And no doubt there were women doing just that. But the feminist argument doesn't work. If the problem was that women were at home rather than in paid work, then the increase in women going out to do paid work should be improving the situation. Fewer women should now be relying on pills and alcohol to get by.
But the opposite has happened. The reliance on pills and alcohol has increased considerably. For instance, in America the situation is as follows:
More than one in four American women took at least one drug for conditions like anxiety and depression last year, according to an analysis of prescription data.
So more than a quarter of American women are now taking anti-depressant or anti-anxiety drugs. And this is the situation in the UK when it comes to alcohol consumption in middle-class homes:
Millions of middle-class women are drinking far more alcohol than they thought, according to official figures revealed.
...up to a third of women are drinking beyond safe limits every week - much higher than previous estimates.

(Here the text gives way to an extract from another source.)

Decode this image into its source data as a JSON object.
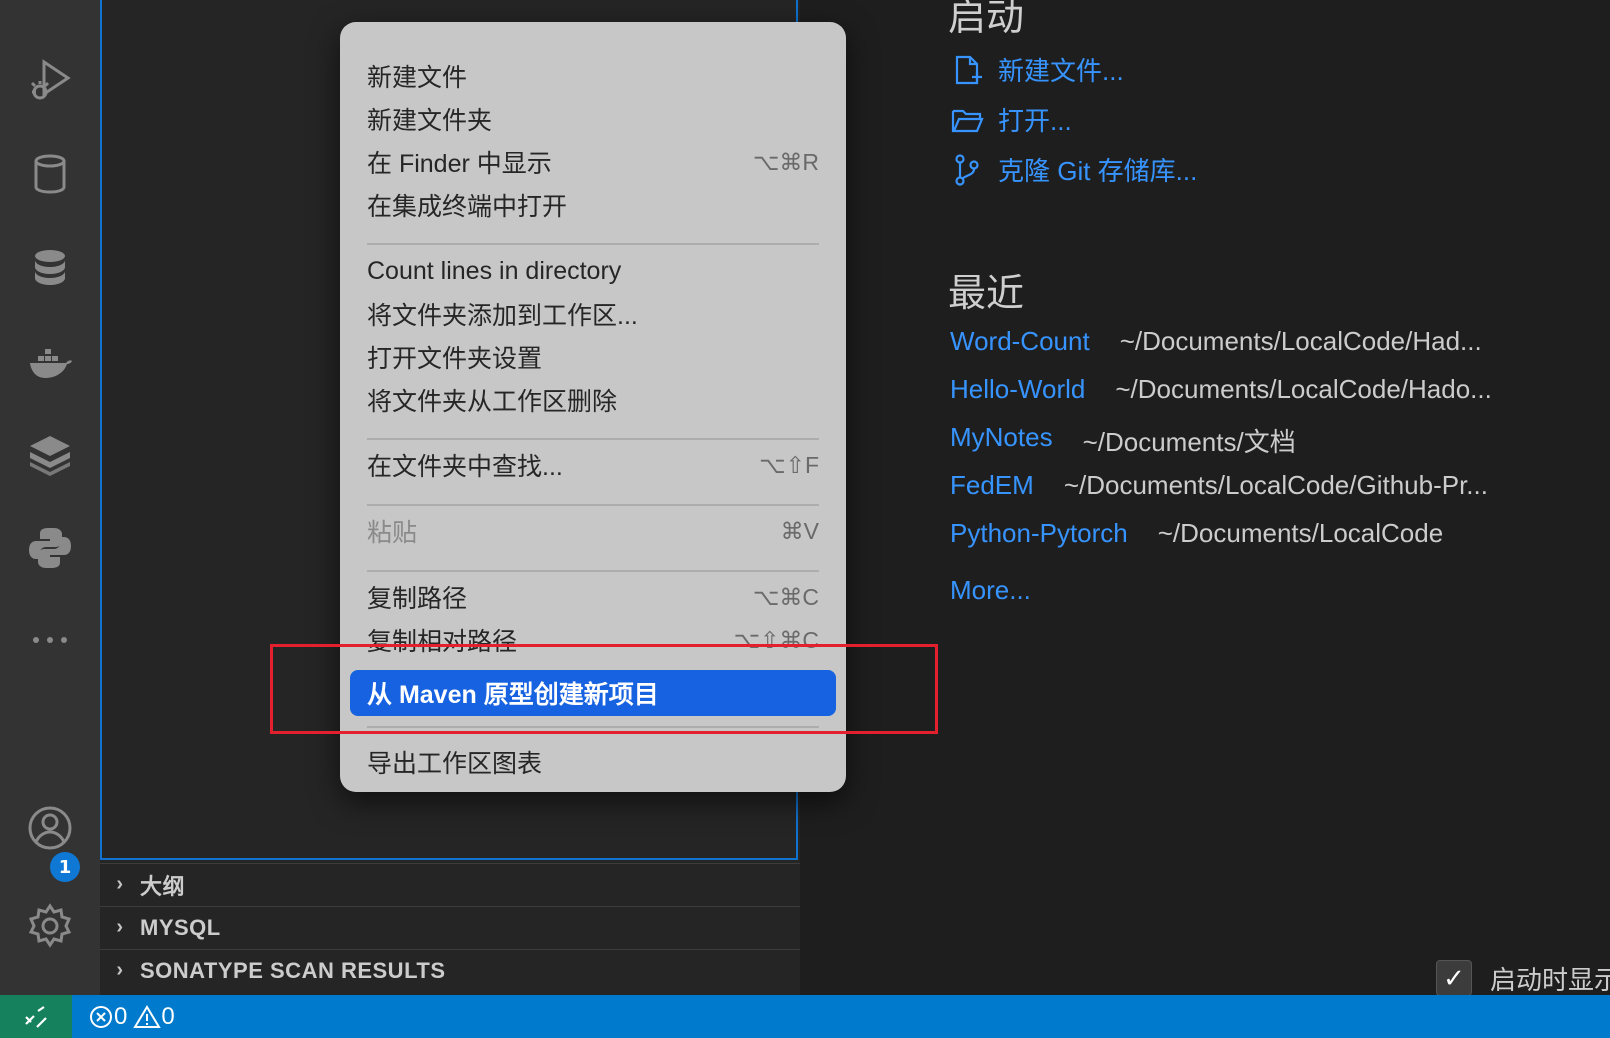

The shock statistics also reveal the more you earn, the more you drink - with those in higher income groups consuming 30 per cent more alcohol than the working classes.
It confirms the warning by Public Health Minister Dawn Primarolo last year when she said the most serious drinking problem was from middleclass, middle-aged people.
She told MPs: "That is where the serious and dramatic harm is increasing."
The ONS found that those in managerial and professional jobs drink 15.1 units a week, against 11.6 for those in routine and manual occupations.
Those in the very highest income brackets have even more.
Sarah Jarvis, a GP in London, said: "This is not scaremongering - this is a disaster.
"Older people think that because they are not going out vomiting in the street they are not binge drinkers but it is simply not true.
"I see thirty-somethings and forty-somethings with real health problems.
"A lot of them are holding down full-time jobs and don't think they have a problem.
"These people share a bottle of wine with their partner every night as well as having gin and tonics before supper."
The proportion of women drinking too much has leapt from a fifth to a third under the new calculations...
So according to official figures one in three women in the UK exceed safe alcohol consumption, with the problem being more acute amongst high earners.
Surely the evidence here is clear enough. Women are taking more pills and drinking more booze as society changes in a feminist direction - which leaves the valium argument discredited.